Bangladesh: Rohingya refugees brace for rain and cyclones

Emergency
Bangladesh

The largest refugee camp in the world is built on tree-stripped hills in a flood-prone area of southern Bangladesh. With annual rains expected to arrive in April and the threat of cyclones looming, Humanity & Inclusion staff in the camps are extremely concerned about the impact of flooding and landslides on the most vulnerable people.

Shelters in an extension camp in Bangladesh, October 2017

Shelters in an extension camp in Bangladesh, October 2017 | © E.Pajot/HI

In August 2017, Rohingya refugees fled en masse from neighbouring Myanmar and set up rudimentary shelters across a 3,000 acre area in the Cox’s Bazar region of Bangladesh. Kutupalong-Balukhali camp now hosts over 600,000 people and is the largest and most densely populated refugee settlement in the world.

“The threat posed by the upcoming rainy season is likely to worsen from April to August” explains Sophie Dechaux, HI Country Director in Bangladesh. “Almost all trees and shrubs have been cleared to make space for shelters and many have been built on steep hillsides. When the rains arrive, the ground will be unable to absorb the water so we are expecting significant flooding and multiple landslides”

The knock-on effects will put even greater strain on already stretched humanitarian services.

“Families will be forced to move into safer areas; they will need new shelters. Overcrowding and standing flood water will create ideal conditions for waterborne diseases.” 
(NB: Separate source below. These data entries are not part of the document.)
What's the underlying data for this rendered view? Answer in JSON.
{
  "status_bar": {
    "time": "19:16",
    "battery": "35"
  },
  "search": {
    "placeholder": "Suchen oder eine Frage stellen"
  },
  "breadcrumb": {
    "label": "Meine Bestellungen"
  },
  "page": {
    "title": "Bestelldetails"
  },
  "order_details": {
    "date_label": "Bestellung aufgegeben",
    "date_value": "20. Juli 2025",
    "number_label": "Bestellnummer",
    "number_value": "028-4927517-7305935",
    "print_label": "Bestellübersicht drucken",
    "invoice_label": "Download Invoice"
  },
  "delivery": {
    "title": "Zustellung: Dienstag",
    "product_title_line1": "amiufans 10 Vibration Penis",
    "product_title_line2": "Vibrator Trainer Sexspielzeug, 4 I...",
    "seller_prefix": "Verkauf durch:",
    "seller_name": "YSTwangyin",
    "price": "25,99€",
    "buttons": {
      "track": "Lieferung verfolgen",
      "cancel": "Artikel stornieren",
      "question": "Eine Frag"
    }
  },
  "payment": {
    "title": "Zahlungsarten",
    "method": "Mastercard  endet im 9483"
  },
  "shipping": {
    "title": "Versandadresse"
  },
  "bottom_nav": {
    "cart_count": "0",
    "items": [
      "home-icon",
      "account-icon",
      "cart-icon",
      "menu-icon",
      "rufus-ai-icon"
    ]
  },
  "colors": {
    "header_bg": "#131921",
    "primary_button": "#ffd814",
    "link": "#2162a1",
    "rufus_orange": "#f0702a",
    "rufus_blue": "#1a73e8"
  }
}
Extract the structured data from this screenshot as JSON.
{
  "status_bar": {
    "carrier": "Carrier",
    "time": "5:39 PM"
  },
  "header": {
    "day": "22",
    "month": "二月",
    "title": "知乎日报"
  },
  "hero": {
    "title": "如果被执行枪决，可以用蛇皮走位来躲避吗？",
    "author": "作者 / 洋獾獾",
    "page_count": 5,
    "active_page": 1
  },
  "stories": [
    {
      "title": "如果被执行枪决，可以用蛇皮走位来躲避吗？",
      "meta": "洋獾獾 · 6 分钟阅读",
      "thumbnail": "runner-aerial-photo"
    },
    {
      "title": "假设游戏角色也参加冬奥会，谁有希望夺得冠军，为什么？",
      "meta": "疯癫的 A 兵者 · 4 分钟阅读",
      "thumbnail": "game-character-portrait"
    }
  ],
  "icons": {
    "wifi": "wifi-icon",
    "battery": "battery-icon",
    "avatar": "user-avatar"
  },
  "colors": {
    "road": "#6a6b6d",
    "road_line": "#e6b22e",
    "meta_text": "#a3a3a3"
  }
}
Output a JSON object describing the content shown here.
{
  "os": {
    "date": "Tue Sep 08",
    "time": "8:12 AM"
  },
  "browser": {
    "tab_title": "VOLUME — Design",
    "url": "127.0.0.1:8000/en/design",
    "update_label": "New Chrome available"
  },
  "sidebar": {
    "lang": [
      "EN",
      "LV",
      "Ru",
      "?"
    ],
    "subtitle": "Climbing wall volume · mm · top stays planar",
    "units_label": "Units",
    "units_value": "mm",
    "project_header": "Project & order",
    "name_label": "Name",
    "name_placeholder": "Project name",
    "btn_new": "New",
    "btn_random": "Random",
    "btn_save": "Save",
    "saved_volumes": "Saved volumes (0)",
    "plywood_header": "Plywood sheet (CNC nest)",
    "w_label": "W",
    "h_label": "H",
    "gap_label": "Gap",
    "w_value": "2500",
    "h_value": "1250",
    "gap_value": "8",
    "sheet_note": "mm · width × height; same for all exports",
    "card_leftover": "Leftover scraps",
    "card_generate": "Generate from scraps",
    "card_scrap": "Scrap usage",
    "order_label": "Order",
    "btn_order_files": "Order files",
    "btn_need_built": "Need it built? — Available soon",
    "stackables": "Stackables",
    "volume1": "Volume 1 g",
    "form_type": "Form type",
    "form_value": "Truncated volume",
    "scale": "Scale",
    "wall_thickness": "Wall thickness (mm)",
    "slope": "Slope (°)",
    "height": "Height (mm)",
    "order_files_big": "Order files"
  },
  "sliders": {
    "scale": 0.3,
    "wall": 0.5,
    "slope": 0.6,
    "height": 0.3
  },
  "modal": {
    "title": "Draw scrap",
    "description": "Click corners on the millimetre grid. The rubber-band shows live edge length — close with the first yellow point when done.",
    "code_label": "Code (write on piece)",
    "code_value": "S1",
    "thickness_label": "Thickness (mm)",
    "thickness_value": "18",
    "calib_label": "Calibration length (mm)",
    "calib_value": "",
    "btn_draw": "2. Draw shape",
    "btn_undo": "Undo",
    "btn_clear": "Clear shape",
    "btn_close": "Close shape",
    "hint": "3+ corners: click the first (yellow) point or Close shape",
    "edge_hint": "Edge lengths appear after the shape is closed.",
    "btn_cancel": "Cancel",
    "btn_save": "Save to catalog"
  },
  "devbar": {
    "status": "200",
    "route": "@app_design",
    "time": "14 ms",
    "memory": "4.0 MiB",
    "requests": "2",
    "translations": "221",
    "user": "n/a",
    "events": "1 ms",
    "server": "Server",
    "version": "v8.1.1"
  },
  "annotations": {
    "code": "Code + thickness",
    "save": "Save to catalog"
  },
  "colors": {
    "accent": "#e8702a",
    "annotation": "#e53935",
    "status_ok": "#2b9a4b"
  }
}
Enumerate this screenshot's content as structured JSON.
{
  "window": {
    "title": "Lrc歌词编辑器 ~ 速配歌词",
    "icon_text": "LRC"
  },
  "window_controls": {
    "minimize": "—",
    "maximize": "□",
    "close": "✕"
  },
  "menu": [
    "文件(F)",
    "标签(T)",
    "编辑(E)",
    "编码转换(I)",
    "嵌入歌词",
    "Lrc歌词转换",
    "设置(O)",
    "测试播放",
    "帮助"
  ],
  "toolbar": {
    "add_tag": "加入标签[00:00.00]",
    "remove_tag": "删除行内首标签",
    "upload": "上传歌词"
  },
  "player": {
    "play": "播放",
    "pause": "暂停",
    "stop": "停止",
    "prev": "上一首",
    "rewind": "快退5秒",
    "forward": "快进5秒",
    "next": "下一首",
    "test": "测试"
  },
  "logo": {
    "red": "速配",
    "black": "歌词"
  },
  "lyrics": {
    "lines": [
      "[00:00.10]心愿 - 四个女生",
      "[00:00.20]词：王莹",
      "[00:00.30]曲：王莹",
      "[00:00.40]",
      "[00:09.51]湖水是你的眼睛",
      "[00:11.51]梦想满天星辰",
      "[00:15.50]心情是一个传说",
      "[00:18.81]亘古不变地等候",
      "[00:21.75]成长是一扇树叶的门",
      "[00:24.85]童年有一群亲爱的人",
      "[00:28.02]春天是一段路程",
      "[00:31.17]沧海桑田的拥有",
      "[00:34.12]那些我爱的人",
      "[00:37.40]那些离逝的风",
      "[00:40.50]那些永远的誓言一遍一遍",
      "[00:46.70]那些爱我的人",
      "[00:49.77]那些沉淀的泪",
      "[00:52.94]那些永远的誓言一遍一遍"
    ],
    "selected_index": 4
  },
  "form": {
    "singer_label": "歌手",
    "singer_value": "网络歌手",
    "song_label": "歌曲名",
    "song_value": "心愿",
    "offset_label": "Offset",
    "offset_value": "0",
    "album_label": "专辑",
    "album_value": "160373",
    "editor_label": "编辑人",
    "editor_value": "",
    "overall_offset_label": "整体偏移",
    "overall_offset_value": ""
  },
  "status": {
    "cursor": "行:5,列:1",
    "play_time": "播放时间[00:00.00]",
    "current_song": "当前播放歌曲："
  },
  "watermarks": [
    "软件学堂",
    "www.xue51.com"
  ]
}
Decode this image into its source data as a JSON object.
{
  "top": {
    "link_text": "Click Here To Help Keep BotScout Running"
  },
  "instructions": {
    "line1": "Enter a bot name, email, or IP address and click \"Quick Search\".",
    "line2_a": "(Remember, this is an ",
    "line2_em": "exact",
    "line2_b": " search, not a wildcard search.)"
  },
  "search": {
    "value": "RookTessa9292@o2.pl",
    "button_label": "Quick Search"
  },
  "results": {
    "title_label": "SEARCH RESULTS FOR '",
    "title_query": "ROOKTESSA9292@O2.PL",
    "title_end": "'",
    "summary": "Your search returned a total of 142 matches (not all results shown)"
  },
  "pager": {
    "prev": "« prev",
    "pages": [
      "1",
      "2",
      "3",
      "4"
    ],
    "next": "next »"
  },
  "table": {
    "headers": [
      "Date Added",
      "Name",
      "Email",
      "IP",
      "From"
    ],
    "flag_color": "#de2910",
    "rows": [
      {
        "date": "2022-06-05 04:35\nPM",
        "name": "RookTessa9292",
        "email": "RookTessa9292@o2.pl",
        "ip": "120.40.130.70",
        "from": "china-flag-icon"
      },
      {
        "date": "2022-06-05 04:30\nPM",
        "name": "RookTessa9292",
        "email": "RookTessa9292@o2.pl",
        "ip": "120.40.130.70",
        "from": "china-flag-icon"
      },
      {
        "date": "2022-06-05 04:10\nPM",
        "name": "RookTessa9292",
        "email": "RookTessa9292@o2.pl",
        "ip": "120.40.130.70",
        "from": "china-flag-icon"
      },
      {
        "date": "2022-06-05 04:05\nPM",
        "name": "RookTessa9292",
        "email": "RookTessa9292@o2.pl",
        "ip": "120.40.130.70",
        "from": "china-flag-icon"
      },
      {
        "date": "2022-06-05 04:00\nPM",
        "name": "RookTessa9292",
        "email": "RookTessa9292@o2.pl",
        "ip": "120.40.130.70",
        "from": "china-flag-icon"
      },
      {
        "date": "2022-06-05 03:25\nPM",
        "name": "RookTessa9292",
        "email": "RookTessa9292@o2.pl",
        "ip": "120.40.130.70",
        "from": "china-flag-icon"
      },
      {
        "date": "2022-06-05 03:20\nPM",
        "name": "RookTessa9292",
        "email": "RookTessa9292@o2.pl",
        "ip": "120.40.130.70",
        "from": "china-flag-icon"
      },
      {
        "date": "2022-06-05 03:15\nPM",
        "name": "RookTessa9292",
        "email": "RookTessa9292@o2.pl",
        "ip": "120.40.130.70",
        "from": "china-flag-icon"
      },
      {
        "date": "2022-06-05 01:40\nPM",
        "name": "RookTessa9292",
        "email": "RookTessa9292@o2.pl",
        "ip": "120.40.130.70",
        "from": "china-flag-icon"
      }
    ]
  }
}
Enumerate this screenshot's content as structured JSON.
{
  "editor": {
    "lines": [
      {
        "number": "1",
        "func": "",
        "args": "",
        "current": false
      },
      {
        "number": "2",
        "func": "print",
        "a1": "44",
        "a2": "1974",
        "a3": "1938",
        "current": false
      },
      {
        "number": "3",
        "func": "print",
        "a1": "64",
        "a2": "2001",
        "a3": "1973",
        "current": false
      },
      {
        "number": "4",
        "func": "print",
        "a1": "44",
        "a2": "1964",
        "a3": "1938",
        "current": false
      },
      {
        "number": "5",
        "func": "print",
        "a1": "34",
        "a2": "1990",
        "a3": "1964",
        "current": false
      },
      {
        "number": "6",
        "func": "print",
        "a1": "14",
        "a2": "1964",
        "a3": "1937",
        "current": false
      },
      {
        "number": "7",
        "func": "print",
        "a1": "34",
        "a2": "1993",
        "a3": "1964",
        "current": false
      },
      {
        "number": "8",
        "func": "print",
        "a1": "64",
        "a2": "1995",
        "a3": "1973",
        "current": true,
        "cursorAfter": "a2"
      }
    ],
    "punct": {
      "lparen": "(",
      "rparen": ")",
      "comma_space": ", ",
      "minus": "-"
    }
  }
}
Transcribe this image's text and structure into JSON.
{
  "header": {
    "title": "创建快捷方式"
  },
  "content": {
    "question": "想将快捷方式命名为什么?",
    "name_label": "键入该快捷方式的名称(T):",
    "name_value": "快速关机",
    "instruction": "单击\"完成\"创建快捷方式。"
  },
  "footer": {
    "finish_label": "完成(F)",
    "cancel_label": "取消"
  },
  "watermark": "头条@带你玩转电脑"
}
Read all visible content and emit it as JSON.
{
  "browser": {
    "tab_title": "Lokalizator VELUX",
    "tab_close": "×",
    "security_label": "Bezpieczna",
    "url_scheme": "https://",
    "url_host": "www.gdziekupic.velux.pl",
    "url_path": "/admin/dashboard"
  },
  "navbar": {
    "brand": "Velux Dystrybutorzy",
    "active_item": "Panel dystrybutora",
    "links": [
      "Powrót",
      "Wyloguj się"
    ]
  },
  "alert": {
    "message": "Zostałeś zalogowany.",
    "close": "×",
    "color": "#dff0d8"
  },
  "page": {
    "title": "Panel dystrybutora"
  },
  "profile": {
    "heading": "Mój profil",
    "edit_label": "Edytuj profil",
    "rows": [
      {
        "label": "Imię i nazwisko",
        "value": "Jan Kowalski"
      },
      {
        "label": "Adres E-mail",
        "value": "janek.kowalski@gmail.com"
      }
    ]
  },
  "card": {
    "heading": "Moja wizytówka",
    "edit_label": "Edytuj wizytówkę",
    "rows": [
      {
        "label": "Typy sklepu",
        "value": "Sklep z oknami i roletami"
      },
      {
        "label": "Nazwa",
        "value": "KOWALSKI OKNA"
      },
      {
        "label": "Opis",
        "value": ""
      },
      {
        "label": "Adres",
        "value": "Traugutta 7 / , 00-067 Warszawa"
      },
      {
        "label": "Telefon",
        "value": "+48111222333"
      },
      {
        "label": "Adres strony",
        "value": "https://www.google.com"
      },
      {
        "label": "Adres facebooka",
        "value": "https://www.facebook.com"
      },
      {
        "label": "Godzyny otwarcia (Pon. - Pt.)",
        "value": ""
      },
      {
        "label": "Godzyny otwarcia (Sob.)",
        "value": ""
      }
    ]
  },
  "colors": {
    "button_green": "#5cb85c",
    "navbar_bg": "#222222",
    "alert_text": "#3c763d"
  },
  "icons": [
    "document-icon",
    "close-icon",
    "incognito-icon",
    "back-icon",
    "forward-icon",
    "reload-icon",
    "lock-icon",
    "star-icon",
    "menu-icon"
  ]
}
HI has been supporting the most vulnerable people in the camps since the beginning of the emergency in August 2017. The challenges of the coming months will disproportionately affect the people we support. People with physical disabilities will not be able to move around the camp to access services due to floods and many may not be able to move quickly in the case of a landslide.

HI is working with local authorities and coordinating with other humanitarian organisations to prepare for the worst. Our priority is to ensure that vulnerable people are taken into account and will still have access to the support they need.

Date published: 05/04/18

COUNTRIES

Where we work

Read more

HI provides rehabilitation care for family injured by Haiti earthquake
© R.CREWS/ HI
Emergency Rehabilitation

HI provides rehabilitation care for family injured by Haiti earthquake

After being injured when their home collapsed, Stephanie and her aunt Valerie received mobility aids and are learning rehabilitation exercises from Humanity & Inclusion physical therapists.

Haiti: One month after the quake
© R.CREWS/ HI
Emergency

Haiti: One month after the quake

One month after an earthquake wreaked havoc in southwest Haiti, humanitarian needs remain immense. The disaster caused over 2,000 deaths and left 650,000 people in need of vital support.

HI continues activities in Afghanistan
© HI
Emergency Explosive weapons Rehabilitation

HI continues activities in Afghanistan

Humanity & Inclusion (HI) is steadily resuming its activities in four provinces - Herat, Kunduz, Kandahar and Nimroz. After more than 30 years of war, the humanitarian needs in Afghanistan are immense.

FOLLOW US